***** SOURCE INFORMATION

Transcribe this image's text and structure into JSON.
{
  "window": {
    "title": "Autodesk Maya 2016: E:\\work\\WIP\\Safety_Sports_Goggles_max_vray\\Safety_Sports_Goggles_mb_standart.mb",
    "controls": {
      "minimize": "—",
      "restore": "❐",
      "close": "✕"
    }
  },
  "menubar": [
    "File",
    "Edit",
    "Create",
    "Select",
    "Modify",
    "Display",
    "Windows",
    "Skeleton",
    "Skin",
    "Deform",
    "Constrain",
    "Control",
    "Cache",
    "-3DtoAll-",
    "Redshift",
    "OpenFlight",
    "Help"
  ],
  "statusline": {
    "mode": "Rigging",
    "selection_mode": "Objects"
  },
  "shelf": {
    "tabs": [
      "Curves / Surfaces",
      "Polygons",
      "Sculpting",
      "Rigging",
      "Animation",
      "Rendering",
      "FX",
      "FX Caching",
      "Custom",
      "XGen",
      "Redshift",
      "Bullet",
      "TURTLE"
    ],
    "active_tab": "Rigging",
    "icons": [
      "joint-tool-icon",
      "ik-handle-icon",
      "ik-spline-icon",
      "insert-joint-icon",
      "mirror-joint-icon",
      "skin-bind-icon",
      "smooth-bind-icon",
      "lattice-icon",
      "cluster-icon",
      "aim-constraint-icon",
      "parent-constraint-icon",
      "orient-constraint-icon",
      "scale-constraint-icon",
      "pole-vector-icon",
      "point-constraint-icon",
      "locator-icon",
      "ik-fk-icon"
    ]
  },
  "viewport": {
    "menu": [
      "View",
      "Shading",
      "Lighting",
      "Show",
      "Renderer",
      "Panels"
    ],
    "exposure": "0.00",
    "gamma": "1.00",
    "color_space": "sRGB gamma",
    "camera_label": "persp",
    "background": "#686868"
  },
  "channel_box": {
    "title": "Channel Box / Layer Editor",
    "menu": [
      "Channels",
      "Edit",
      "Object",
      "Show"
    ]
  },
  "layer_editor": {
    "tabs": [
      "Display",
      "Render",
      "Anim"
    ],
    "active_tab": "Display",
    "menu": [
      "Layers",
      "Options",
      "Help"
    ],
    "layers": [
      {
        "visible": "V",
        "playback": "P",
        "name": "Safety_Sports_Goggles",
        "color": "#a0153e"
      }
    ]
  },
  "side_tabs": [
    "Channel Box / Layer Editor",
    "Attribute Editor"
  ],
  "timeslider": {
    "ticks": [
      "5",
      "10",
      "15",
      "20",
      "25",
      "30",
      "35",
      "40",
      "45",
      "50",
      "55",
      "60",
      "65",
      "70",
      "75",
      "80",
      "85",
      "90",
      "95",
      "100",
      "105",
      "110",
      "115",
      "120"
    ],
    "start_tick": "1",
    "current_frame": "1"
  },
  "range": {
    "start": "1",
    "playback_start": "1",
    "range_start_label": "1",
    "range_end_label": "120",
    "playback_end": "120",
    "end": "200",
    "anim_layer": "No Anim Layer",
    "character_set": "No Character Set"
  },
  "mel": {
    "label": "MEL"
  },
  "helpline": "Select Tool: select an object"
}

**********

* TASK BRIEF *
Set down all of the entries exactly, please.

* WRITTEN RESPONSE *
Transcribe this image's text and structure into JSON.
{
  "window": {
    "title": "Autodesk Maya 2016: E:\\work\\WIP\\Safety_Sports_Goggles_max_vray\\Safety_Sports_Goggles_mb_standart.mb",
    "controls": {
      "minimize": "—",
      "restore": "❐",
      "close": "✕"
    }
  },
  "menubar": [
    "File",
    "Edit",
    "Create",
    "Select",
    "Modify",
    "Display",
    "Windows",
    "Skeleton",
    "Skin",
    "Deform",
    "Constrain",
    "Control",
    "Cache",
    "-3DtoAll-",
    "Redshift",
    "OpenFlight",
    "Help"
  ],
  "statusline": {
    "mode": "Rigging",
    "selection_mode": "Objects"
  },
  "shelf": {
    "tabs": [
      "Curves / Surfaces",
      "Polygons",
      "Sculpting",
      "Rigging",
      "Animation",
      "Rendering",
      "FX",
      "FX Caching",
      "Custom",
      "XGen",
      "Redshift",
      "Bullet",
      "TURTLE"
    ],
    "active_tab": "Rigging",
    "icons": [
      "joint-tool-icon",
      "ik-handle-icon",
      "ik-spline-icon",
      "insert-joint-icon",
      "mirror-joint-icon",
      "skin-bind-icon",
      "smooth-bind-icon",
      "lattice-icon",
      "cluster-icon",
      "aim-constraint-icon",
      "parent-constraint-icon",
      "orient-constraint-icon",
      "scale-constraint-icon",
      "pole-vector-icon",
      "point-constraint-icon",
      "locator-icon",
      "ik-fk-icon"
    ]
  },
  "viewport": {
    "menu": [
      "View",
      "Shading",
      "Lighting",
      "Show",
      "Renderer",
      "Panels"
    ],
    "exposure": "0.00",
    "gamma": "1.00",
    "color_space": "sRGB gamma",
    "camera_label": "persp",
    "background": "#686868"
  },
  "channel_box": {
    "title": "Channel Box / Layer Editor",
    "menu": [
      "Channels",
      "Edit",
      "Object",
      "Show"
    ]
  },
  "layer_editor": {
    "tabs": [
      "Display",
      "Render",
      "Anim"
    ],
    "active_tab": "Display",
    "menu": [
      "Layers",
      "Options",
      "Help"
    ],
    "layers": [
      {
        "visible": "V",
        "playback": "P",
        "name": "Safety_Sports_Goggles",
        "color": "#a0153e"
      }
    ]
  },
  "side_tabs": [
    "Channel Box / Layer Editor",
    "Attribute Editor"
  ],
  "timeslider": {
    "ticks": [
      "5",
      "10",
      "15",
      "20",
      "25",
      "30",
      "35",
      "40",
      "45",
      "50",
      "55",
      "60",
      "65",
      "70",
      "75",
      "80",
      "85",
      "90",
      "95",
      "100",
      "105",
      "110",
      "115",
      "120"
    ],
    "start_tick": "1",
    "current_frame": "1"
  },
  "range": {
    "start": "1",
    "playback_start": "1",
    "range_start_label": "1",
    "range_end_label": "120",
    "playback_end": "120",
    "end": "200",
    "anim_layer": "No Anim Layer",
    "character_set": "No Character Set"
  },
  "mel": {
    "label": "MEL"
  },
  "helpline": "Select Tool: select an object"
}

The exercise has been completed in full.